> _Collection entries_
+ + + +

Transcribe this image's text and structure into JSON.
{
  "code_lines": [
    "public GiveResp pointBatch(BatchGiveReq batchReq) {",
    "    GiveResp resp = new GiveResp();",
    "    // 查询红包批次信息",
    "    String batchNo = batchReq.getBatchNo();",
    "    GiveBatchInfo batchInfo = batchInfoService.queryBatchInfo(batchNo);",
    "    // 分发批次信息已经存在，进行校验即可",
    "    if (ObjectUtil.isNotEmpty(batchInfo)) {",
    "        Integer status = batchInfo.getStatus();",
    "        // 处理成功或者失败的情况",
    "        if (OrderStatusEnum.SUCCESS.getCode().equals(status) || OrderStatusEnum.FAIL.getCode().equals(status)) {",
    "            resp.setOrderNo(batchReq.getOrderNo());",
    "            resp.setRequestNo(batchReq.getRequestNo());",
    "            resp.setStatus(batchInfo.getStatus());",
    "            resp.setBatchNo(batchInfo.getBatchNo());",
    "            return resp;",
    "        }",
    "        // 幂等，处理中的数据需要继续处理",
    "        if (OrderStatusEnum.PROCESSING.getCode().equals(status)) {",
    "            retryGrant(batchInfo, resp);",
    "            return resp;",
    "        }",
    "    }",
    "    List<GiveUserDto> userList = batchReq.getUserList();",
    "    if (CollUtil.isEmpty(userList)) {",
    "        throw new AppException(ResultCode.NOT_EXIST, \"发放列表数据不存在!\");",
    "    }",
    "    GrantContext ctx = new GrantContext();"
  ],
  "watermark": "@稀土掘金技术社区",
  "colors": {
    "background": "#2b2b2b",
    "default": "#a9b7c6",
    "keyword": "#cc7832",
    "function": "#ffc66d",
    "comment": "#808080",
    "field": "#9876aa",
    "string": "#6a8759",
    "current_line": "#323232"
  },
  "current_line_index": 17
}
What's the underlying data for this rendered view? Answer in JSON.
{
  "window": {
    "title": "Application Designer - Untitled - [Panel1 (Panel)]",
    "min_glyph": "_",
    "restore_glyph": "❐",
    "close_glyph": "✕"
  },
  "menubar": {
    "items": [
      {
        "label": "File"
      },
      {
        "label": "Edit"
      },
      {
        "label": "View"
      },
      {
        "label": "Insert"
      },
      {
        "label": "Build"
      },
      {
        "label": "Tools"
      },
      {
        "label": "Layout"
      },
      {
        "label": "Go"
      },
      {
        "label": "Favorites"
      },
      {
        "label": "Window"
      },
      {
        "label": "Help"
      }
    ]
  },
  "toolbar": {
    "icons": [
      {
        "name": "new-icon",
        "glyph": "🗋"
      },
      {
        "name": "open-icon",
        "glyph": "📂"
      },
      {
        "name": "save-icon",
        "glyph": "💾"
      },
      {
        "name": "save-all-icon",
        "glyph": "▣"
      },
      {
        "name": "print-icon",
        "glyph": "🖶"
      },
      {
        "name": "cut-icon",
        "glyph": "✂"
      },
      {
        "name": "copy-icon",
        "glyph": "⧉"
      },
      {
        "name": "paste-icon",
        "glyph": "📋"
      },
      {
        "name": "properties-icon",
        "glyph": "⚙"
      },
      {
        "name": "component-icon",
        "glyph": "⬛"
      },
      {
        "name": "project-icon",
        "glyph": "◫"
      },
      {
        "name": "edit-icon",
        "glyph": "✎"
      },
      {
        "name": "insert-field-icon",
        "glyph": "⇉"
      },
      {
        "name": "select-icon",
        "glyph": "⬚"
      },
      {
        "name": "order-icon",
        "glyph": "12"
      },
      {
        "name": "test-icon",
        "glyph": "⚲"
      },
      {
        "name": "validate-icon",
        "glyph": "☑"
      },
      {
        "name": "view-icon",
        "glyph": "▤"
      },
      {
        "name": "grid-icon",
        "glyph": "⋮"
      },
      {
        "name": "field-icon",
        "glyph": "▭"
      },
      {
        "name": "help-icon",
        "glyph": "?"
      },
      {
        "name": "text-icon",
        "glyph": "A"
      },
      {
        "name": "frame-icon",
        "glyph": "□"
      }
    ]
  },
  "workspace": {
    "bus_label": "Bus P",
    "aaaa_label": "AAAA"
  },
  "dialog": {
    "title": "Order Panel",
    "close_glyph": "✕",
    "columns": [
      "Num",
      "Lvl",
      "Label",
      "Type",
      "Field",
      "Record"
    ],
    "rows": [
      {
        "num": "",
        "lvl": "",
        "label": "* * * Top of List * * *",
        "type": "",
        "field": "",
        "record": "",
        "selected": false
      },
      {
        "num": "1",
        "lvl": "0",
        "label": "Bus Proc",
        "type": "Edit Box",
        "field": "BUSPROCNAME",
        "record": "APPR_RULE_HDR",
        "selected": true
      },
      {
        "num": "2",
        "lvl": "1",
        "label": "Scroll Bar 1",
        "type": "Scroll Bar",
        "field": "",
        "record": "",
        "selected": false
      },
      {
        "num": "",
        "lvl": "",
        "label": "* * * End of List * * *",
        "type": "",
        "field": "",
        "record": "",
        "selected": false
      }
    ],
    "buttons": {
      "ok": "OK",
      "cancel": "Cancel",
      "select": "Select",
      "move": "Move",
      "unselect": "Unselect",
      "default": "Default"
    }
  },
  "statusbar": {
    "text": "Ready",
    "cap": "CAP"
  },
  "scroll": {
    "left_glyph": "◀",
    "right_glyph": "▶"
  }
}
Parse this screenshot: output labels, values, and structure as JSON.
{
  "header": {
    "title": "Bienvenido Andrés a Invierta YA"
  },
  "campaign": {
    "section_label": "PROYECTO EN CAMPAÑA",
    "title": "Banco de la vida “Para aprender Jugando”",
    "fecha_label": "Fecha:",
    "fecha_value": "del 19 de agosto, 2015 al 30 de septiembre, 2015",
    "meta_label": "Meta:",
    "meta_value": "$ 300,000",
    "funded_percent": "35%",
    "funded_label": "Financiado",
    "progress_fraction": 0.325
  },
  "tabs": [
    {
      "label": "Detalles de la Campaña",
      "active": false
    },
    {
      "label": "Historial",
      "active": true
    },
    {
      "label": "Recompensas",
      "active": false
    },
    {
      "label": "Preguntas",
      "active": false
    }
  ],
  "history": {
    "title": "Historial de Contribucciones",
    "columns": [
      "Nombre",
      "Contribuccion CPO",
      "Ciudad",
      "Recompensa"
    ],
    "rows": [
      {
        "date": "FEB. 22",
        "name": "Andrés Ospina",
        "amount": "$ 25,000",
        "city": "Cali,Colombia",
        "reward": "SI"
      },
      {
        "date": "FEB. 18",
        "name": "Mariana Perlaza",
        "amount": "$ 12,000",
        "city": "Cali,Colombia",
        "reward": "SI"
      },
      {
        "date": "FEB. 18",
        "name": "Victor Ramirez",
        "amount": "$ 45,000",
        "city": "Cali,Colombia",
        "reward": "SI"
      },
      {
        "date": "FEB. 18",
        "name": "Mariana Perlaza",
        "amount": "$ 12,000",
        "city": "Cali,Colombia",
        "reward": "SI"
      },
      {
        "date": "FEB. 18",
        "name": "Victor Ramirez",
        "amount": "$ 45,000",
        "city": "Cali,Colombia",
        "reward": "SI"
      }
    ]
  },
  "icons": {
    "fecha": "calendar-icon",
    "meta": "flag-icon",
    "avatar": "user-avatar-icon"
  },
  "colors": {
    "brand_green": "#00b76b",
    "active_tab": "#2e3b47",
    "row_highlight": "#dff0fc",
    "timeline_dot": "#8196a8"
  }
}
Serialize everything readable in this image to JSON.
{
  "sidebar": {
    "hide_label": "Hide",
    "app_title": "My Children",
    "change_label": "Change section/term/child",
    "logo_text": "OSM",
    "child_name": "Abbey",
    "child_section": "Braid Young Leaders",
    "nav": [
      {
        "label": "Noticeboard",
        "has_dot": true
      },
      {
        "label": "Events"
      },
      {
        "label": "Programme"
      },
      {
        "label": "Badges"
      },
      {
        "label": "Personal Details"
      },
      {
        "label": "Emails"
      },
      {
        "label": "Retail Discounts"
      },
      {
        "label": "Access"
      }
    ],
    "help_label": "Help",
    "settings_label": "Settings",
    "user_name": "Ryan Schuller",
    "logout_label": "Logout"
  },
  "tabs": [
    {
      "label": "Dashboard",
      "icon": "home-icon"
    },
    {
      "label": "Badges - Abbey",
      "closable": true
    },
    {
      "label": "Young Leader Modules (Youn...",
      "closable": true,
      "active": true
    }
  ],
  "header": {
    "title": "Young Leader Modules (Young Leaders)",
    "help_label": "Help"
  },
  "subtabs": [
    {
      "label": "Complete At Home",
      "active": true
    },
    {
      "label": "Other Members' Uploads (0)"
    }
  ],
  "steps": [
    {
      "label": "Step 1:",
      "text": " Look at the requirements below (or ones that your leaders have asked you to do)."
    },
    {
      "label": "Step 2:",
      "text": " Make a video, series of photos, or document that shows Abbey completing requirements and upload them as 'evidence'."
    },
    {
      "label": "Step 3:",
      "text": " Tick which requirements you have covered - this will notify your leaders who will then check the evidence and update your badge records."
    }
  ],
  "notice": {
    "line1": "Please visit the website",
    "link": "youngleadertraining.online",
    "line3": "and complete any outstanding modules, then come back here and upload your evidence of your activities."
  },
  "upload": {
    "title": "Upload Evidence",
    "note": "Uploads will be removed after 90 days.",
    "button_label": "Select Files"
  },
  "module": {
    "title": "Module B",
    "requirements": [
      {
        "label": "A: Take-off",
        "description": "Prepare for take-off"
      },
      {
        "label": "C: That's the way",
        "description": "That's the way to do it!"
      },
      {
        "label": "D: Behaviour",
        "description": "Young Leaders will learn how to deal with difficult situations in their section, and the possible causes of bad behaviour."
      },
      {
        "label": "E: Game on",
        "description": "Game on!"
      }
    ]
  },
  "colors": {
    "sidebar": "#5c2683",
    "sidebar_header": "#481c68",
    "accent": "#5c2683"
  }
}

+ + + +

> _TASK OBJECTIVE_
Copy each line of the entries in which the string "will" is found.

> _FINISHED TASK_
      "text": " Tick which requirements you have covered - this will notify your leaders who will then check the evidence and update your badge records."
    "note": "Uploads will be removed after 90 days.",
        "description": "Young Leaders will learn how to deal with difficult situations in their section, and the possible causes of bad behaviour."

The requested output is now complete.